  1. Basim E, Basim H. Antibacterial activity of Rosa damascena essential oil. Fitoterapia 2003;74(4):394-396. View Abstract
  2. Biswas NR, Gupta SK, Das GK, et al. Evaluation of Ophthacare eye drops–a herbal formulation in the management of various ophthalmic disorders. Phytother Res 2001;15(7):618-620. View Abstract
  3. Chrubasik C, Duke RK, Chrubasik S. The evidence for clinical efficacy of rose hip and seed: a systematic review. Phytother Res 2006;20(1):1-3. View Abstract
  4. Han SH, Hur MH, Buckle J, et al. Effect of aromatherapy on symptoms of dysmenorrhea in college students: A randomized placebo-controlled clinical trial. J Altern Complement Med 2006;12(6):535-541. View Abstract
  5. Kumarasamy Y, Cox PJ, Jaspars M, et al. Screening seeds of Scottish plants for antibacterial activity. J Ethnopharmacol 2002;83(1-2):73-77. View Abstract
  6. Janse van Rensburg C, Erasmus E, Loots DT, et al. Rosa roxburghii supplementation in a controlled feeding study increases plasma antioxidant capacity and glutathione redox state. Eur J Nutr 2005;44(7):452-457. View Abstract
  7. Larsen E, Kharazmi A, Christensen LP, et al. An antiinflammatory galactolipid from rose hip (Rosa canina) that inhibits chemotaxis of human peripheral blood neutrophils in vitro. J Nat Prod 2003;66(7):994-995. View Abstract
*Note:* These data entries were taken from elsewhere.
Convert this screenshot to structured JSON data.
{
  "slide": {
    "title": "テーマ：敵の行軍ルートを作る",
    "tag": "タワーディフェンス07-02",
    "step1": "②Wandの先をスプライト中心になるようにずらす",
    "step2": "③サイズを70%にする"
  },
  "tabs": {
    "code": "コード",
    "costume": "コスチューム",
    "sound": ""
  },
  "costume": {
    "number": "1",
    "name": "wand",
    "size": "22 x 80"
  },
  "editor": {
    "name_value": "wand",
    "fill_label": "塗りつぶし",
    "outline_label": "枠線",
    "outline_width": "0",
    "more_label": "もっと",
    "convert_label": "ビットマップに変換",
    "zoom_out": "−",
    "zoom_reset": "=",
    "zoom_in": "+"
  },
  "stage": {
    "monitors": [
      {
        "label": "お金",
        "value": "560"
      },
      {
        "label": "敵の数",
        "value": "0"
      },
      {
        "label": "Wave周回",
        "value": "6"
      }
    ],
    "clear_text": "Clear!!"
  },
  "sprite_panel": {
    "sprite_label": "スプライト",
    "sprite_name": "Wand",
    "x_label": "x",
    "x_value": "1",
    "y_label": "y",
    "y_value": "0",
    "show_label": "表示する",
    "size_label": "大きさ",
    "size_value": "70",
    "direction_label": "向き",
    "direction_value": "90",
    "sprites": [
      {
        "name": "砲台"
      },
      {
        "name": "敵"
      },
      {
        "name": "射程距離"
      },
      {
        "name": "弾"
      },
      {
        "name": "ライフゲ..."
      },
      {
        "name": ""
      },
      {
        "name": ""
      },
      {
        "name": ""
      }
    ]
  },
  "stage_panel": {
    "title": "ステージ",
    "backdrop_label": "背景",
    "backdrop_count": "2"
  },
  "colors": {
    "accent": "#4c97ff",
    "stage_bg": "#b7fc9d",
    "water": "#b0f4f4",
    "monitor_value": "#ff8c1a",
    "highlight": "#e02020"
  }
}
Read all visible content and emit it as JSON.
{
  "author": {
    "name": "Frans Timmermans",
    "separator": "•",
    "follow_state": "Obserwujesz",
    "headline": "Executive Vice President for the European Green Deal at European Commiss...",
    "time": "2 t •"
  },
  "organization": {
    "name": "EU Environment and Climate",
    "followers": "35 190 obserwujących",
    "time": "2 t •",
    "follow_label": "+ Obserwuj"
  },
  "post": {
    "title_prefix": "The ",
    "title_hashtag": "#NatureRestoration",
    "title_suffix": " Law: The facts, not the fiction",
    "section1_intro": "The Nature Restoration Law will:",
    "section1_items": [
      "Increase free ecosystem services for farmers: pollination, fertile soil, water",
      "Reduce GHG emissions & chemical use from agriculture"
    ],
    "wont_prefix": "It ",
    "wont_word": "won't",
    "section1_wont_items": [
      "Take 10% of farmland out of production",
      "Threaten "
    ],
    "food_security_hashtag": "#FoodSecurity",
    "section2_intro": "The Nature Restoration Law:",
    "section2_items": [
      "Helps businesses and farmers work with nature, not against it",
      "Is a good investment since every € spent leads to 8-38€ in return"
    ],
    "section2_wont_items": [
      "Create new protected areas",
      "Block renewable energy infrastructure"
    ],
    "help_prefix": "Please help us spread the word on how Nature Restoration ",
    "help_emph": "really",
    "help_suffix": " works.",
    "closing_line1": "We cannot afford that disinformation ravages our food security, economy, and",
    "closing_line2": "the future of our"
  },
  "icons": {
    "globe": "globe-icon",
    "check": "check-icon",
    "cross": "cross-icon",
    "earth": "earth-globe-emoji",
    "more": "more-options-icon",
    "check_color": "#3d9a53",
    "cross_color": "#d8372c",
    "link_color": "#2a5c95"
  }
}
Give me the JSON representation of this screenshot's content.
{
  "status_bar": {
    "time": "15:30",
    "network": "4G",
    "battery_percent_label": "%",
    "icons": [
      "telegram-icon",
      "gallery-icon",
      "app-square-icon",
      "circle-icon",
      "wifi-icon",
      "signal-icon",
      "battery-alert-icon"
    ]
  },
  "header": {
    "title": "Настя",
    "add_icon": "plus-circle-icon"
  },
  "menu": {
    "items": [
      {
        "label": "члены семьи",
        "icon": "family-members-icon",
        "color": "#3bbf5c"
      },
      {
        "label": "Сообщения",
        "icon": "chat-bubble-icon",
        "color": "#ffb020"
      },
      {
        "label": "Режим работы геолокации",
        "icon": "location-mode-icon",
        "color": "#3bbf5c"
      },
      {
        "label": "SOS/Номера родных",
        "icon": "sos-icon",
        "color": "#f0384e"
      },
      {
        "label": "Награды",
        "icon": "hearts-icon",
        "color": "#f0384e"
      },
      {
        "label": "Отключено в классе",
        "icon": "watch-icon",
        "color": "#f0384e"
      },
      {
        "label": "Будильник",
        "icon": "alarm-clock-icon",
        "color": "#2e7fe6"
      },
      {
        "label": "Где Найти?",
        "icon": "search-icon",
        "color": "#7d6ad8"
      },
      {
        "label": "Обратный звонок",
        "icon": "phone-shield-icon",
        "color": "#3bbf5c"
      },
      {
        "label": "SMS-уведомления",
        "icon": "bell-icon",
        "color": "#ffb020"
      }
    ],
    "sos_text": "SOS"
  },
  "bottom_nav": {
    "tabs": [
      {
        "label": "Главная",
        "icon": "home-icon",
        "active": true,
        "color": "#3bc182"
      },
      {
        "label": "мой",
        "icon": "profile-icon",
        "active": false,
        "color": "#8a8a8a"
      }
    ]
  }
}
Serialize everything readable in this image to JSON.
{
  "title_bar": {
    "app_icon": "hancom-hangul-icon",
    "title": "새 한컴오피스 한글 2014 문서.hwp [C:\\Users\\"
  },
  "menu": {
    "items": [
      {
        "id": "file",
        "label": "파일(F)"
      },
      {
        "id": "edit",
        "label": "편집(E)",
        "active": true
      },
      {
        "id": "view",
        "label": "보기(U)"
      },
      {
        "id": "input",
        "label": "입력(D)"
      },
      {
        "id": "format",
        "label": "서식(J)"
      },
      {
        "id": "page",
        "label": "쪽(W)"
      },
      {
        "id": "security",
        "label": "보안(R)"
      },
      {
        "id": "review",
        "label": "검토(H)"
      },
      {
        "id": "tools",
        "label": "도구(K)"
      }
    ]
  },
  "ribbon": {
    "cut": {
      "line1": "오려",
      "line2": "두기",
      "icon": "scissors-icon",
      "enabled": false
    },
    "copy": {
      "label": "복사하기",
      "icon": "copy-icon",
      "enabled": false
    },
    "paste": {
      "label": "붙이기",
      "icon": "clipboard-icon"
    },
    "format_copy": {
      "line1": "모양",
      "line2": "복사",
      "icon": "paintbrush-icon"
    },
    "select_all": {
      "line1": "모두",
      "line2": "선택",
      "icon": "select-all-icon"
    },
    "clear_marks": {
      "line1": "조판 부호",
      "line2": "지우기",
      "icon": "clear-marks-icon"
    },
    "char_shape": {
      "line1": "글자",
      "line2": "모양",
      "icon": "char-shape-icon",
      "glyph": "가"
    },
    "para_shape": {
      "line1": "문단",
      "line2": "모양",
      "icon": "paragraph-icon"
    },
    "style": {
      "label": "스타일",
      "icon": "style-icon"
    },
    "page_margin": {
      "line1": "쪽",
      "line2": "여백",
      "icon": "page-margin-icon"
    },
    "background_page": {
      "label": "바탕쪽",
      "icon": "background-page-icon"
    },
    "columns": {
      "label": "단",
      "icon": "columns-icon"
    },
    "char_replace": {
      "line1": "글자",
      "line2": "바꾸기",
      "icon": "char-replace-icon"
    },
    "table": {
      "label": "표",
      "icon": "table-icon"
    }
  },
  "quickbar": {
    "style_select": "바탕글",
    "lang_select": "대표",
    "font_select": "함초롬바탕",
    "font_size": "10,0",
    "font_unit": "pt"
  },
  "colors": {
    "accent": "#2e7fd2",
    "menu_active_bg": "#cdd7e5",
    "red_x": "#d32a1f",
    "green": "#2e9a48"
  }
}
  8. Ma YX, Zhu Y, Wang CF, et al. The aging retarding effect of ‘Long-Life CiLi’. Mech Ageing Dev 1997;96(1-3):171-180. View Abstract
  9. Pardo-de-Santayana M, Tardio J, Morales, R. The gathering and consumption of wild edible plants in the Campoo (Cantabria, Spain). Int J Food Sci Nutr 2005;56(7):529-542. View Abstract
  10. Rein E, Kharazmi A, Winther KA. A herbal remedy, Hyben Vital (stand. powder of a subspecies of Rosa canina fruits), reduces pain and improves general wellbeing in patients with osteoarthritis–a double-blind, placebo-controlled, randomised trial. Phytomedicine 2004;11(5):383-391. View Abstract
  11. Rossnagel K, Willich SN. [Value of complementary medicine exemplified by rose-hips]. Gesundheitswesen 2001;63(6):412-6. View Abstract
  12. Shiota S, Shimizu M, Mizusima T, et al. Restoration of effectiveness of beta-lactams on methicillin-resistant Staphylococcus aureus by tellimagrandin I from rose red. FEMS Microbiol Lett 2000;185(2):135-138. View Abstract
  13. Trovato A, Monforte MT, Forestieri AM, et al. In vitro anti-mycotic activity of some medicinal plants containing flavonoids. Boll Chim Farm 2000;139(5):225-227. View Abstract
  14. Yoshizawa Y, Kawaii S, Urashima M, et al. Antiproliferative effects of small fruit juices on several cancer cell lines. Anticancer Res 2000;20(6B):4285-4289. View Abstract
  15. Yoshizawa Y, Kawaii S, Urashima M, et al. Differentiation-inducing effects of small fruit juices on HL-60 leukemic cells. J Agric Food Chem 2000;48(8):3177-3182. View Abstract